Mosheim, a great Lutheran Historian: "The first century was a history of the Baptists. Before the rise of Luther and Calvin there lay concealed in almost all countries of Europe persons who adhered tenaciously to the principles of the Dutch Baptists,"
"The true origin of that sect which acquired the name ‘Ana-Baptist’ is hid in the remote depths of antiquity, and is consequently difficult to be ascertained."
(Century Sixteen, part 2, chapter 30).
James Murdock, translator of Mosheim, though opposing the view of Rainerius Saccho, a 13th century enemy of the Cathari, nevertheless quotes him as follows regarding the Waldensian Baptists:
"Their sect has been the most injurious of all to the church of God on account of their antiquity; for they, according to some, originated in the times of the Roman bishop Silvester in the fourth century; and according to others, existed as early as the days of the apostles.
Alexander Campbell: "The Baptist denomination in all ages and all countries has been, as a body, the constant asserters of the rights of man and the liberty of conscience. They have often been persecuted by Pedobaptists; but they never politically persecuted, though they have had it in their power."
(Alexander Campbell on Baptism, p. 409, editions 1851, 1853).
"Clouds of witnesses attest the fact, that before the reformation from popery, and from the apostolic age, to the present time, the sentiments of Baptists, and the practice of Baptism have had a continuous chain of advocates, and public monuments of their existence in every century can be produced ."
(Campbell - McCalla Debate, p. 378).
"The Baptists can trace their origin to apostolic times, and can produce unequivocal testimony of their existence in every century can be produced."
(Campbell's Debate with Walker).
Benjamin Franklin, a minister, "If popery were born too late, or it is too young, to be the true 'church' [assembly], what shall we say of those communions born in the past three centuries? They are all too young, by largely more than a thousand years. No 'church' [assembly] that has come into existence since the death of the apostles can be the 'church' [assembly] of the living God."
John O. Ridpath, Methodist, Historian: "I should not readily admit that there was a Baptist 'church' [assembly] as far back as A.D. 100, though without doubt there were Baptists then, as all Christians were then Baptists."

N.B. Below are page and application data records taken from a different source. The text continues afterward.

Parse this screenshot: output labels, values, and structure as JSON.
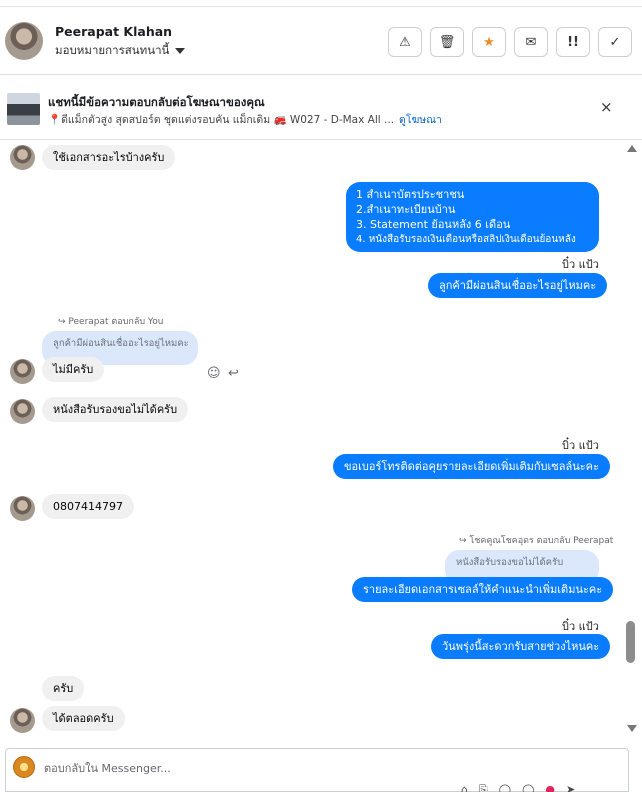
{
  "header": {
    "name": "Peerapat Klahan",
    "assign_label": "มอบหมายการสนทนานี้",
    "tools": [
      {
        "icon": "alert-icon",
        "glyph": "⚠"
      },
      {
        "icon": "trash-icon",
        "glyph": "🗑"
      },
      {
        "icon": "star-icon",
        "glyph": "★"
      },
      {
        "icon": "mark-unread-icon",
        "glyph": "✉"
      },
      {
        "icon": "follow-up-icon",
        "glyph": "!!"
      },
      {
        "icon": "done-check-icon",
        "glyph": "✓"
      }
    ]
  },
  "ad": {
    "title": "แชทนี้มีข้อความตอบกลับต่อโฆษณาของคุณ",
    "subtitle": "📍ดีแม็กตัวสูง สุดสปอร์ต ชุดแต่งรอบคัน แม็กเดิม 🚒 W027 - D-Max All ...",
    "link": "ดูโฆษณา",
    "close": "×"
  },
  "messages": {
    "m1": "ใช้เอกสารอะไรบ้างครับ",
    "m2_lines": [
      "1 สำเนาบัตรประชาชน",
      "2.สำเนาทะเบียนบ้าน",
      "3. Statement ย้อนหลัง 6 เดือน",
      "4. หนังสือรับรองเงินเดือนหรือสลิปเงินเดือนย้อนหลัง"
    ],
    "sender1": "บิ๋ว แป้ว",
    "m3": "ลูกค้ามีผ่อนสินเชื่ออะไรอยู่ไหมคะ",
    "reply_note1": "Peerapat ตอบกลับ You",
    "quote1": "ลูกค้ามีผ่อนสินเชื่ออะไรอยู่ไหมคะ",
    "m4": "ไม่มีครับ",
    "m5": "หนังสือรับรองขอไม่ได้ครับ",
    "sender2": "บิ๋ว แป้ว",
    "m6": "ขอเบอร์โทรติดต่อคุยรายละเอียดเพิ่มเติมกับเซลล์นะคะ",
    "m7": "0807414797",
    "reply_note2": "โชคคูณโชคอุดร ตอบกลับ Peerapat",
    "quote2": "หนังสือรับรองขอไม่ได้ครับ",
    "m8": "รายละเอียดเอกสารเซลล์ให้คำแนะนำเพิ่มเติมนะคะ",
    "sender3": "บิ๋ว แป้ว",
    "m9": "วันพรุ่งนี้สะดวกรับสายช่วงไหนคะ",
    "m10": "ครับ",
    "m11": "ได้ตลอดครับ"
  },
  "composer": {
    "placeholder": "ตอบกลับใน Messenger..."
  }
}
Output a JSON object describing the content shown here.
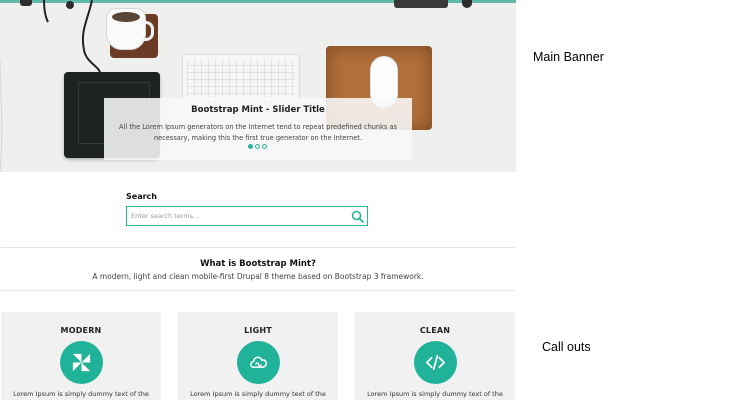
{
  "banner": {
    "slide_title": "Bootstrap Mint - Slider Title",
    "slide_text": "All the Lorem Ipsum generators on the Internet tend to repeat predefined chunks as necessary, making this the first true generator on the Internet.",
    "indicators": {
      "count": 3,
      "active_index": 0
    },
    "accent_color": "#27b59a"
  },
  "search": {
    "label": "Search",
    "placeholder": "Enter search terms...",
    "value": "",
    "icon": "search-icon"
  },
  "about": {
    "title": "What is Bootstrap Mint?",
    "text": "A modern, light and clean mobile-first Drupal 8 theme based on Bootstrap 3 framework."
  },
  "callouts": [
    {
      "title": "MODERN",
      "icon": "pinwheel-icon",
      "text": "Lorem Ipsum is simply dummy text of the"
    },
    {
      "title": "LIGHT",
      "icon": "cloud-icon",
      "text": "Lorem Ipsum is simply dummy text of the"
    },
    {
      "title": "CLEAN",
      "icon": "code-icon",
      "text": "Lorem Ipsum is simply dummy text of the"
    }
  ],
  "annotations": {
    "main_banner": "Main Banner",
    "call_outs": "Call outs"
  }
}
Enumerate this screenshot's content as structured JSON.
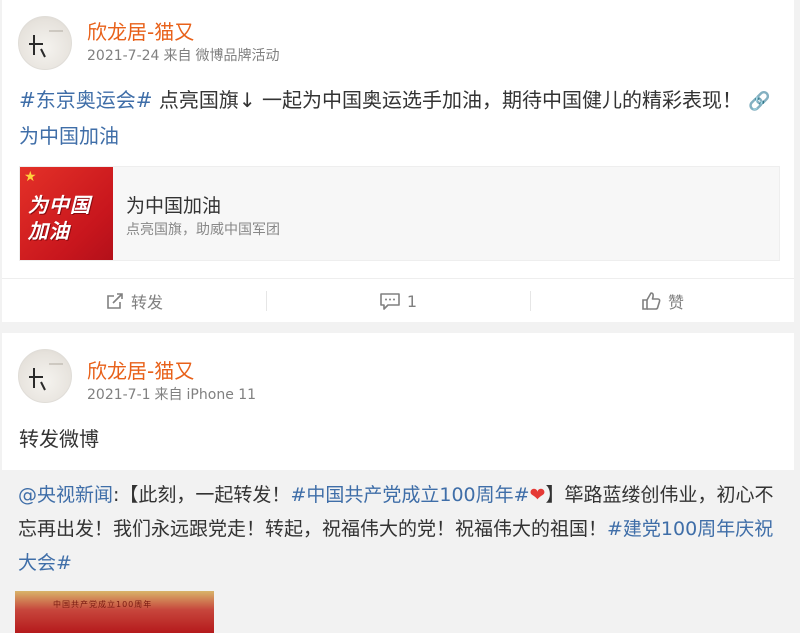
{
  "posts": [
    {
      "author": "欣龙居-猫又",
      "date": "2021-7-24",
      "source_prefix": "来自",
      "source": "微博品牌活动",
      "text": {
        "topic": "#东京奥运会#",
        "body": " 点亮国旗↓ 一起为中国奥运选手加油，期待中国健儿的精彩表现！",
        "link_label": "为中国加油"
      },
      "link_card": {
        "thumb_line1": "为中国",
        "thumb_line2": "加油",
        "title": "为中国加油",
        "subtitle": "点亮国旗，助威中国军团"
      },
      "actions": {
        "repost_label": "转发",
        "comment_count": "1",
        "like_label": "赞"
      }
    },
    {
      "author": "欣龙居-猫又",
      "date": "2021-7-1",
      "source_prefix": "来自",
      "source": "iPhone 11",
      "text": "转发微博",
      "repost": {
        "mention": "@央视新闻",
        "colon": ":",
        "part1": "【此刻，一起转发！",
        "topic1": "#中国共产党成立100周年#",
        "part2": "】筚路蓝缕创伟业，初心不忘再出发！我们永远跟党走！转起，祝福伟大的党！祝福伟大的祖国！",
        "topic2": "#建党100周年庆祝大会#",
        "thumb_caption": "中国共产党成立100周年"
      }
    }
  ],
  "icons": {
    "link": "link-icon",
    "repost": "repost-icon",
    "comment": "comment-icon",
    "like": "thumbs-up-icon",
    "heart": "heart-icon",
    "star": "star-icon"
  },
  "colors": {
    "author": "#e8611a",
    "topic": "#3f6ea8",
    "meta": "#808080",
    "thumb_red": "#c8161d"
  }
}
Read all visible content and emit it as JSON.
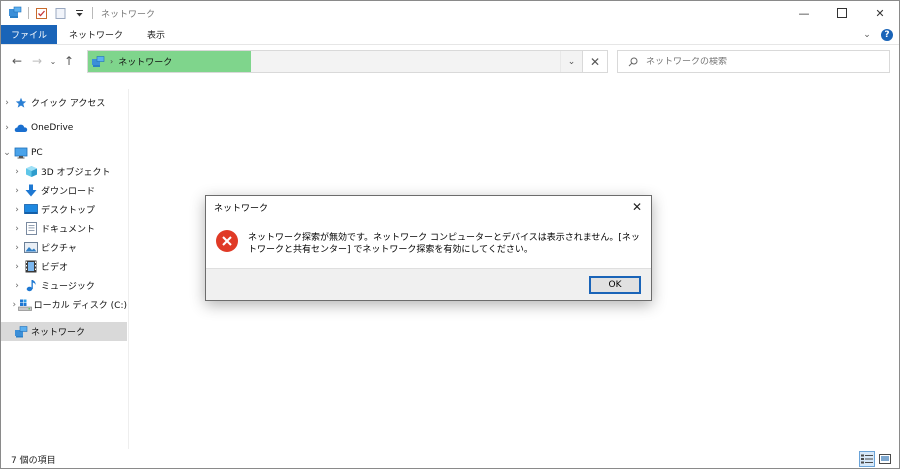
{
  "window": {
    "title": "ネットワーク"
  },
  "ribbon": {
    "tabs": [
      "ファイル",
      "ネットワーク",
      "表示"
    ]
  },
  "address": {
    "crumb": "ネットワーク"
  },
  "search": {
    "placeholder": "ネットワークの検索"
  },
  "sidebar": {
    "items": [
      {
        "label": "クイック アクセス",
        "icon": "star-icon",
        "expander": "›"
      },
      {
        "label": "OneDrive",
        "icon": "cloud-icon",
        "expander": "›"
      },
      {
        "label": "PC",
        "icon": "pc-icon",
        "expander": "⌄"
      },
      {
        "label": "3D オブジェクト",
        "icon": "cube-icon",
        "expander": "›"
      },
      {
        "label": "ダウンロード",
        "icon": "download-icon",
        "expander": "›"
      },
      {
        "label": "デスクトップ",
        "icon": "desktop-icon",
        "expander": "›"
      },
      {
        "label": "ドキュメント",
        "icon": "document-icon",
        "expander": "›"
      },
      {
        "label": "ピクチャ",
        "icon": "picture-icon",
        "expander": "›"
      },
      {
        "label": "ビデオ",
        "icon": "video-icon",
        "expander": "›"
      },
      {
        "label": "ミュージック",
        "icon": "music-icon",
        "expander": "›"
      },
      {
        "label": "ローカル ディスク (C:)",
        "icon": "disk-icon",
        "expander": "›"
      },
      {
        "label": "ネットワーク",
        "icon": "network-icon",
        "expander": ""
      }
    ]
  },
  "status": {
    "item_count": "7 個の項目"
  },
  "dialog": {
    "title": "ネットワーク",
    "message": "ネットワーク探索が無効です。ネットワーク コンピューターとデバイスは表示されません。[ネットワークと共有センター] でネットワーク探索を有効にしてください。",
    "ok_label": "OK"
  },
  "colors": {
    "accent": "#1a64b8",
    "address_highlight": "#7fd58c",
    "error": "#e03a26",
    "selected": "#d9d9d9"
  }
}
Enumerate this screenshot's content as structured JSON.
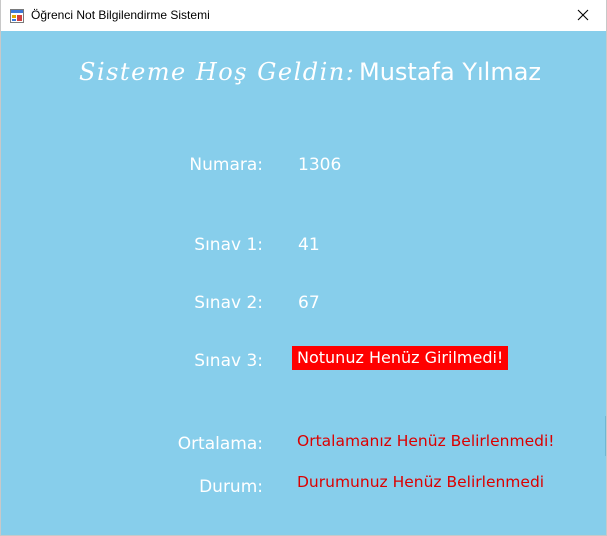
{
  "window": {
    "title": "Öğrenci Not Bilgilendirme Sistemi",
    "icon": "windows-form-icon",
    "close_glyph": "✕"
  },
  "welcome": {
    "greeting": "Sisteme Hoş Geldin:",
    "student_name": "Mustafa Yılmaz"
  },
  "fields": {
    "number_label": "Numara:",
    "number_value": "1306",
    "exam1_label": "Sınav 1:",
    "exam1_value": "41",
    "exam2_label": "Sınav 2:",
    "exam2_value": "67",
    "exam3_label": "Sınav 3:",
    "exam3_value": "Notunuz Henüz Girilmedi!",
    "average_label": "Ortalama:",
    "average_value": "Ortalamanız Henüz Belirlenmedi!",
    "status_label": "Durum:",
    "status_value": "Durumunuz Henüz Belirlenmedi"
  },
  "colors": {
    "background": "#87ceeb",
    "text": "#ffffff",
    "warning_bg": "#ff0000",
    "warning_text": "#dc0000"
  }
}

(Jarrell's "Church Perpetuity," p. 69).
Cardinal Hosius, a Catholic dignitary, spoke these words at the Council of Trent, A.D. 1554: "If the truth of a religion were to be judged by the readiness and cheerfulness which a man of any sect shows in suffering, then the opinions and persuasions of no sect can be truer or surer than those of the Ana-Baptists; since there have been none for these twelve hundred years past that have been more grievously punished."
(G. H. Orchard, A Concise History of Baptists, 1838, p. 364.)